(Page and application data records)
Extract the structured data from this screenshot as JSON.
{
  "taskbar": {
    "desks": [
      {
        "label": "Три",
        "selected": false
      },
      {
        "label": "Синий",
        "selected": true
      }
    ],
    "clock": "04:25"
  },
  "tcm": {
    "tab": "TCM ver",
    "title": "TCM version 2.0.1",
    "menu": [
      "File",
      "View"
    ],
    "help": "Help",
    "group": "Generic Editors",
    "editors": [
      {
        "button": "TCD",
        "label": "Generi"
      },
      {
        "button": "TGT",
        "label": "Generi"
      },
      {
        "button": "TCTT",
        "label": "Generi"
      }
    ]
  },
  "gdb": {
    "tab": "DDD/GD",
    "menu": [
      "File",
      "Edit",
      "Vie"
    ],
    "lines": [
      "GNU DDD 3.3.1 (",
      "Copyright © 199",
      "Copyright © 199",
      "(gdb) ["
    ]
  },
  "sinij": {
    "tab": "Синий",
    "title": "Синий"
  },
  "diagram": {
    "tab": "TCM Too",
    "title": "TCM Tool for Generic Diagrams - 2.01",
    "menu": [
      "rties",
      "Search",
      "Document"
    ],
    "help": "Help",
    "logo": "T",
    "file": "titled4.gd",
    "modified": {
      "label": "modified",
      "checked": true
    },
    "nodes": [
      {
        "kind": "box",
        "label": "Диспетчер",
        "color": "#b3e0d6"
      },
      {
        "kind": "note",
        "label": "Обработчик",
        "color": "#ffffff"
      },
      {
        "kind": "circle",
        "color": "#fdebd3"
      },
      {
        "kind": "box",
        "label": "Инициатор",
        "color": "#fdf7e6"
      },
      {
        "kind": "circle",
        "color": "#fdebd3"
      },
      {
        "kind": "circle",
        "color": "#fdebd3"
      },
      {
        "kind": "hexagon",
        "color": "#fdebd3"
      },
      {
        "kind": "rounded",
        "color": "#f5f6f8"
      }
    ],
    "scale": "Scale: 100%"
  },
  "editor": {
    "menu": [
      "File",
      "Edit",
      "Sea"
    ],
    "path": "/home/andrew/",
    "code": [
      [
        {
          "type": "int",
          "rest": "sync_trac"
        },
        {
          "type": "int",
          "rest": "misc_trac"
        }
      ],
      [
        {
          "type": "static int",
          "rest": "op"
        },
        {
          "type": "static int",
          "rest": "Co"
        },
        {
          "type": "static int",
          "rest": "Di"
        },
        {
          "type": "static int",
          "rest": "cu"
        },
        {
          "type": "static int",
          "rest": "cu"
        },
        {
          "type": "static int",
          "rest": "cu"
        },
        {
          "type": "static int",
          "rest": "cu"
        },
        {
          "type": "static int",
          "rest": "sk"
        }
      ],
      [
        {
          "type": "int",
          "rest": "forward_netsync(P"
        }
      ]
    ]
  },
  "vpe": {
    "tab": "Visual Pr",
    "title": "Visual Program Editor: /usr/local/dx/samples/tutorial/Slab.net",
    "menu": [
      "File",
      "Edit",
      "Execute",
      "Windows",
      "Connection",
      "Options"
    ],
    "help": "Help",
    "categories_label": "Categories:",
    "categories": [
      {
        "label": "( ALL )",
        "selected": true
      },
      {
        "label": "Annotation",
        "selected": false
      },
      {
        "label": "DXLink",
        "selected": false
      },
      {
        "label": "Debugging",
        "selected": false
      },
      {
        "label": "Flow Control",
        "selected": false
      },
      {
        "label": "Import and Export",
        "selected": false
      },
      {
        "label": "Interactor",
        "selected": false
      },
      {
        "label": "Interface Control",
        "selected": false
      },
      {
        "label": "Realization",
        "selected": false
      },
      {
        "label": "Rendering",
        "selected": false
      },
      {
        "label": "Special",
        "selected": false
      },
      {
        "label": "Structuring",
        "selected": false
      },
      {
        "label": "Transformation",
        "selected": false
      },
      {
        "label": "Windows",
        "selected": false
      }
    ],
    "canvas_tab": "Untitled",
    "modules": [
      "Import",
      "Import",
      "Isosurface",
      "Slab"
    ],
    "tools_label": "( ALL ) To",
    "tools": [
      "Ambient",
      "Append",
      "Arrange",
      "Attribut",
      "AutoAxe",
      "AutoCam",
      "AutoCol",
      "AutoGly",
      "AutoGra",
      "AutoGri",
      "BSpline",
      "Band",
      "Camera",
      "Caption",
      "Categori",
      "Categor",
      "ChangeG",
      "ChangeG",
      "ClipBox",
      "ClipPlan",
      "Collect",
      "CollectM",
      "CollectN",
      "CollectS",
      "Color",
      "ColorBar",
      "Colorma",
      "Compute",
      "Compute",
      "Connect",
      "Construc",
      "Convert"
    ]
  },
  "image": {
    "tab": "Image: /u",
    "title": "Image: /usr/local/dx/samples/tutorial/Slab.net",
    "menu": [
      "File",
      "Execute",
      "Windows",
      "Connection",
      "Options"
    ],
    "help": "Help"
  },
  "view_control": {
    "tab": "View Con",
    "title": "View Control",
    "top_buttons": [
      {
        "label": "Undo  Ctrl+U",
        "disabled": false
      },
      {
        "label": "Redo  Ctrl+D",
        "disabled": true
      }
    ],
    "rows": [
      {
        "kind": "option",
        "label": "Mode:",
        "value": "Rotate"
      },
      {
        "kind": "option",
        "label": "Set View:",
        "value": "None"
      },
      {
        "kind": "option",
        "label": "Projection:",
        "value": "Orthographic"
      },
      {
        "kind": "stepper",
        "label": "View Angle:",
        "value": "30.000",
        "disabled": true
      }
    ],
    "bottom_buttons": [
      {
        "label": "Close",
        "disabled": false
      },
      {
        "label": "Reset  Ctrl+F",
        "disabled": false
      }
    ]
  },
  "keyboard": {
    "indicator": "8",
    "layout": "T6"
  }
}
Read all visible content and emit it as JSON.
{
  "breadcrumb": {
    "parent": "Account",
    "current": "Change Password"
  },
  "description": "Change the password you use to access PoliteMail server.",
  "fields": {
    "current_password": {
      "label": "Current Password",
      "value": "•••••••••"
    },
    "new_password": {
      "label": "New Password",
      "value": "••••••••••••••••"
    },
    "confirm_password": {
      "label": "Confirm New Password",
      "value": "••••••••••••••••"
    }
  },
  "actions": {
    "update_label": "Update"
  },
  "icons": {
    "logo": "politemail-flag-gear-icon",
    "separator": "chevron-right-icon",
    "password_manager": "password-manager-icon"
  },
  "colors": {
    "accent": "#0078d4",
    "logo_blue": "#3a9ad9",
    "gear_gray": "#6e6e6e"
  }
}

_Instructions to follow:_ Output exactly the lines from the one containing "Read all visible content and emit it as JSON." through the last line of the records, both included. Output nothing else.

_Reply:_
Read all visible content and emit it as JSON.
{
  "breadcrumb": {
    "parent": "Account",
    "current": "Change Password"
  },
  "description": "Change the password you use to access PoliteMail server.",
  "fields": {
    "current_password": {
      "label": "Current Password",
      "value": "•••••••••"
    },
    "new_password": {
      "label": "New Password",
      "value": "••••••••••••••••"
    },
    "confirm_password": {
      "label": "Confirm New Password",
      "value": "••••••••••••••••"
    }
  },
  "actions": {
    "update_label": "Update"
  },
  "icons": {
    "logo": "politemail-flag-gear-icon",
    "separator": "chevron-right-icon",
    "password_manager": "password-manager-icon"
  },
  "colors": {
    "accent": "#0078d4",
    "logo_blue": "#3a9ad9",
    "gear_gray": "#6e6e6e"
  }
}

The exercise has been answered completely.